“Samsung Electronics also did not fully and completely manage potential health risks at our chip and liquid-crystal display production lines,” Kim said. “Today, we express a sincere apology to the workers who suffered from diseases and their families.”
Samsung CEO Kim Ki-nam bows to the victims' families of former Samsung workers who have died of work-related diseases and those who are currently suffering from illnesses at Press Center in central Seoul on Friday. (Yonhap)
Samsung also decided to donate 50 billion won ($44 million) to the Korea Occupational Safety and Health Agency to help improve workers’ safety and health in the country, Kim said.
The company will post a written apology on its homepage by the end of November, he added.
Samsung’s apology was made for the first time in 11 years since its former worker Hwang Yu-mi died of leukemia after working for the company’s liquid-crystal display production line in 2007.
Since his daughter’s death, Hwang’s father, Hwang Sang-ki, has been calling for Samsung to make compensation and to take measures to prevent violations of workers’ rights. He has been leading a group of 53 victims, named the Supporters for the Health and Rights of People in the Semiconductor Industry.
Samsung CEO Kim Ki-nam (left) holds hands with Han Hye-kyung (right), a former Samsung worker who is suffering a brain illness, at the press conference on Friday. (Yonhap)

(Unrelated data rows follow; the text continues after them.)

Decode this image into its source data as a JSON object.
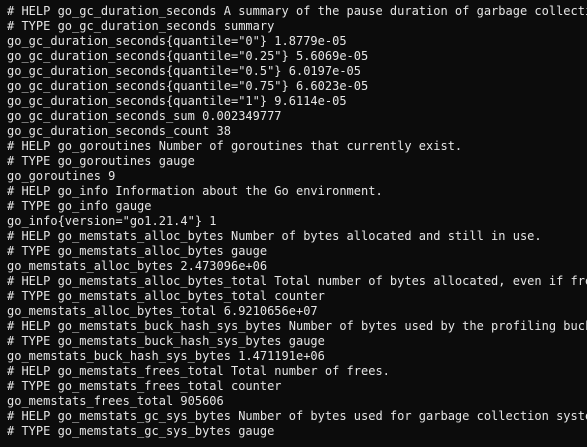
{
  "lines": [
    "# HELP go_gc_duration_seconds A summary of the pause duration of garbage collection",
    "# TYPE go_gc_duration_seconds summary",
    "go_gc_duration_seconds{quantile=\"0\"} 1.8779e-05",
    "go_gc_duration_seconds{quantile=\"0.25\"} 5.6069e-05",
    "go_gc_duration_seconds{quantile=\"0.5\"} 6.0197e-05",
    "go_gc_duration_seconds{quantile=\"0.75\"} 6.6023e-05",
    "go_gc_duration_seconds{quantile=\"1\"} 9.6114e-05",
    "go_gc_duration_seconds_sum 0.002349777",
    "go_gc_duration_seconds_count 38",
    "# HELP go_goroutines Number of goroutines that currently exist.",
    "# TYPE go_goroutines gauge",
    "go_goroutines 9",
    "# HELP go_info Information about the Go environment.",
    "# TYPE go_info gauge",
    "go_info{version=\"go1.21.4\"} 1",
    "# HELP go_memstats_alloc_bytes Number of bytes allocated and still in use.",
    "# TYPE go_memstats_alloc_bytes gauge",
    "go_memstats_alloc_bytes 2.473096e+06",
    "# HELP go_memstats_alloc_bytes_total Total number of bytes allocated, even if freed",
    "# TYPE go_memstats_alloc_bytes_total counter",
    "go_memstats_alloc_bytes_total 6.9210656e+07",
    "# HELP go_memstats_buck_hash_sys_bytes Number of bytes used by the profiling bucket",
    "# TYPE go_memstats_buck_hash_sys_bytes gauge",
    "go_memstats_buck_hash_sys_bytes 1.471191e+06",
    "# HELP go_memstats_frees_total Total number of frees.",
    "# TYPE go_memstats_frees_total counter",
    "go_memstats_frees_total 905606",
    "# HELP go_memstats_gc_sys_bytes Number of bytes used for garbage collection system",
    "# TYPE go_memstats_gc_sys_bytes gauge"
  ]
}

According to the mediation committee’s announcement earlier this month, the settlement plan includes compensation of up to 150 million won per illness. The plan also covers congenital diseases suffered by children of victims.

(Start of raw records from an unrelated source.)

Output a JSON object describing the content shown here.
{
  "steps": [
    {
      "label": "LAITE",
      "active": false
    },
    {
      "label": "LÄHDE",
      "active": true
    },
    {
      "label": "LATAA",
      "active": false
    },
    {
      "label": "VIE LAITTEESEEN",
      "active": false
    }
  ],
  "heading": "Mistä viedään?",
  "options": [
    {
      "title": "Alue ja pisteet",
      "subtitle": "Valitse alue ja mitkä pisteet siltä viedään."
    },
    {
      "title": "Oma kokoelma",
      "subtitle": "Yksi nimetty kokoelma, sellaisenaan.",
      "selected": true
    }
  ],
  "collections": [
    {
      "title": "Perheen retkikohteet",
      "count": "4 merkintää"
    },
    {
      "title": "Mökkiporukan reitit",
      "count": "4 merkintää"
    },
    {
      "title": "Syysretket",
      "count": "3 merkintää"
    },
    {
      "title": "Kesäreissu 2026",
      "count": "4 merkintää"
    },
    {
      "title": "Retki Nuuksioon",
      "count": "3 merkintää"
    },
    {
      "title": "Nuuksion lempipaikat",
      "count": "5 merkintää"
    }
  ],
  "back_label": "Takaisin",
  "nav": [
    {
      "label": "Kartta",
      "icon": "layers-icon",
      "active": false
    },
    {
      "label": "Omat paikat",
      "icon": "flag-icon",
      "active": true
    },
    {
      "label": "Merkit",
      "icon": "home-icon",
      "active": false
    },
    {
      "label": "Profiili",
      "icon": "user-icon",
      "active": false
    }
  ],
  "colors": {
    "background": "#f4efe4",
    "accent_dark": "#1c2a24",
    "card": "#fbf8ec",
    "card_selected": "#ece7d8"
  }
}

Considering that Samsung had initially set aside around 100 billion won for compensation programs run by the company for workers’ illnesses, the total amount of financial compensation to be agreed on by the mediation committee and victims’ families is estimated to be hundreds of billions won.
Ending the 11-year dispute, Samsung and the group of 53 victims agreed in July to accept any decision made by the mediation committee, unconditionally. The agreement was reached between the chipmaker and the victims’ group four years after the mediation committee was launched.
Despite Samsung’s apology and plans for compensation, Hwang expressed disappointment, saying that the tech giant’s offer was not enough. He urged Samsung to compensate other victims from other affiliates.
“There are many employees exposed to toxic substances and who died of related diseases at Samsung affiliates’ plants -- Samsung Display, Electric-Mechanics, SDS and SDI -- at home and abroad,” Hwang said. “Samsung should prepare a more comprehensive plan for compensation for those who aren’t yet reported as victims, and should apologize for suppressing union labors inside and outside of the country.”
According to the mediation committee, all incumbent or former workers of Samsung and its subcontractors, who have served at the company’s chip and LCD production lines since 1984, will be eligible to apply for compensation.
Around 130 workers have received compensation from Samsung’s programs so far. Those who have received relevant amounts of compensation will receive a deducted amount in compliance with the mediation plan.
Samsung and law firm Jipyong will open an office to carry out the compensation scheme in December, and start the process within the year at the earliest.
By Song Su-hyun (email@example.com)